An Environmentally Friendly Property to Call Home is a lovely Scandinavian-style home located in Natoor, Israel, designed by Inon Ben David.
Being a well-respected architect sometimes means doing it for yourself. Arch. Yinon Ben David did just that and created a stunning home for his family
Approximately 3 years ago, architect Yinon Ben David purchased a 1.5-acre property in Natoor, a village located in the Israeli Golan Heights. Ben David had a view of turning it into a 175 sqm dream home for his family. Both the planning and construction took a year each to complete.
As someone who believes in the authenticity of materials and holds a strategic approach to environmental planning, the architect created a modest Nordic-style property with an ecological wood facade that contributes to its overall effect. “I wanted the property to feel like one out of ‘Little House on the Prairie’”, He explains. “Modest, and respectful of the view and its surroundings”.

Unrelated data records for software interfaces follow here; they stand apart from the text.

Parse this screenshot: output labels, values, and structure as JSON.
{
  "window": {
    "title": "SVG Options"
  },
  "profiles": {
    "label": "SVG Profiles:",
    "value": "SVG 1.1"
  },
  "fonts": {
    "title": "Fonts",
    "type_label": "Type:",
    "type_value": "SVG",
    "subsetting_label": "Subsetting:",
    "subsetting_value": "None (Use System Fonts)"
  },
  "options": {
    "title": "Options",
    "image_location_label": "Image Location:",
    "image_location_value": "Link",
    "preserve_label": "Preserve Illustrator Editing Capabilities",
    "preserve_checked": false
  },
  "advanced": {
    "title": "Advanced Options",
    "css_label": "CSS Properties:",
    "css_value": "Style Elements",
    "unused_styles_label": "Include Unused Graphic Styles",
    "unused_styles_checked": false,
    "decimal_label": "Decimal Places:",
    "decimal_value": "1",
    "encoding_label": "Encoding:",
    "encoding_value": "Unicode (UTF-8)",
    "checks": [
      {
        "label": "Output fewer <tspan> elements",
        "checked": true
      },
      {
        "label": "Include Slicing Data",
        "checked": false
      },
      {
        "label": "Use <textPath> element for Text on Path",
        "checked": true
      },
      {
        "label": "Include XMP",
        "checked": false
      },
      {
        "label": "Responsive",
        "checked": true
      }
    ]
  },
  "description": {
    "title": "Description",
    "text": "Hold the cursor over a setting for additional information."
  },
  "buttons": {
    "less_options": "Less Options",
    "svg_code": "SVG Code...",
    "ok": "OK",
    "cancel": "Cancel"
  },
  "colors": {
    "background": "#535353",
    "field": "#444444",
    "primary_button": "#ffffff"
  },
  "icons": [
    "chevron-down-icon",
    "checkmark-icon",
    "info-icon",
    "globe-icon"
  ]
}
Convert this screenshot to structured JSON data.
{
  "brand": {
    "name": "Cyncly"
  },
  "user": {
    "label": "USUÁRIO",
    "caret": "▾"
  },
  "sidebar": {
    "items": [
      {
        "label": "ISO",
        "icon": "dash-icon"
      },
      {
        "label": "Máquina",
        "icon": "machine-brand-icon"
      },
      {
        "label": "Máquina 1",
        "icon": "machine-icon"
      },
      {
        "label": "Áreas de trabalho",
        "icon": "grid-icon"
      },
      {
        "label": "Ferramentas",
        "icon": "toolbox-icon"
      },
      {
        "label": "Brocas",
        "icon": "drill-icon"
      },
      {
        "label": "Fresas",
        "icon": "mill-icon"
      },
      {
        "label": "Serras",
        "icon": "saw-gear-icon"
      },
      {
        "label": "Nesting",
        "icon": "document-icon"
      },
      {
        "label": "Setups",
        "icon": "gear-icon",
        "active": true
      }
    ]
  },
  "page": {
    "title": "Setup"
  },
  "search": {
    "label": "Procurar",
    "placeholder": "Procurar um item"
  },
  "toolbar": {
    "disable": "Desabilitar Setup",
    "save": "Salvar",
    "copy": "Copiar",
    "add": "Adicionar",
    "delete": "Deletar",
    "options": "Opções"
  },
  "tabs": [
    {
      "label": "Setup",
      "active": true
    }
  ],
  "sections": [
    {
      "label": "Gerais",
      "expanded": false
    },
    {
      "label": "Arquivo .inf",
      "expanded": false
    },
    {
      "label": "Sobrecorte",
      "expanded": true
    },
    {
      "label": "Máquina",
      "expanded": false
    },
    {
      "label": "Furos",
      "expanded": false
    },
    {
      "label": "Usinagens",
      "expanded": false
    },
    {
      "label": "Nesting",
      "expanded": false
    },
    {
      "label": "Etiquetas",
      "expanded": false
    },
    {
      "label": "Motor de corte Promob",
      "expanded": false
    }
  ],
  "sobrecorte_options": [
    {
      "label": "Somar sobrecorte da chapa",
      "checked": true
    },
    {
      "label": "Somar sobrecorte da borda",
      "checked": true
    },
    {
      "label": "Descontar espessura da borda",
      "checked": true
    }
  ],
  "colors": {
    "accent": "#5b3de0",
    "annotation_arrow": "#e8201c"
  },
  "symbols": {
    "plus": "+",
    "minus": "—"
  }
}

Ben-David goes on to explain: “The planning and construction were relatively straightforward. I followed my personal truth. I wanted a house that was perfect in terms of its features, as well as its design. A cozy home that connects us to nature, using as many natural materials as possible and a soft color palette that complements the view and allows it to be the main focus”.
The house is visually simple and was designed with a modest front facade. However, the rear of the property is much more impressive, designed to be open and inviting. With large windows facing the view of the surrounding fields and the main garden, in a manner that practically brings the views into the living space itself.
The entrance to the property is in fact a roofed terrace where the family spends much of its time. The area has been fitted with a concrete alcove, as well as a bench that doubles as storage space.
An impressive wooden front door with a glass frame welcomes visitors. The area between the kitchen and the lounge is visible upon entry and a stunning view can be seen through a large window. To the right, an exposed concrete feature wall extends to the top of the property until it meets with the sloping ceiling. A nook, which can be accessed by a ladder, was created at the top to store books and display plants. Further along is a back corridor leading to the bedrooms.
It was decided against putting a television in the living room, to allow the view to be the main focus of the space. The color scheme in this area is based on grays and browns with concrete style flooring made of granite porcelain and a Moroccan rug that injects warmth into the space.
The sloping roof that continues into the property was exposed in various places around the house and is used for storage as well as concealing a variety of systems. The same sloping roof continues outdoors across two facades of the property.
The kitchen was fitted at the heart of the property with a large spacious island in its center made of European Oak and designed by Ben-David himself. The kitchen too is minimalist, displaying a color scheme of cashmere grays with wooden touches that blend with the wood used for the roof creating a harmonious feel.
To the right of the kitchen, the architect planned a conservatory that overlooks the view and serves as the dining area. A unique room that holds a dialogue with the view in a way that allows you to feel as though you are in fact outdoors. The dining area doors open into the back garden and a seating area that overlooks the view and is used by the family as it’s the main outdoor area.
The family room is located between the kids’ bedrooms and the master bedroom. It is a very spacious room that overlooks the garden and continues the flow of the materials used throughout the property, focusing on wood and soft color schemes. This room includes the TV and kids’ play area.
Photography by Shai Epshtain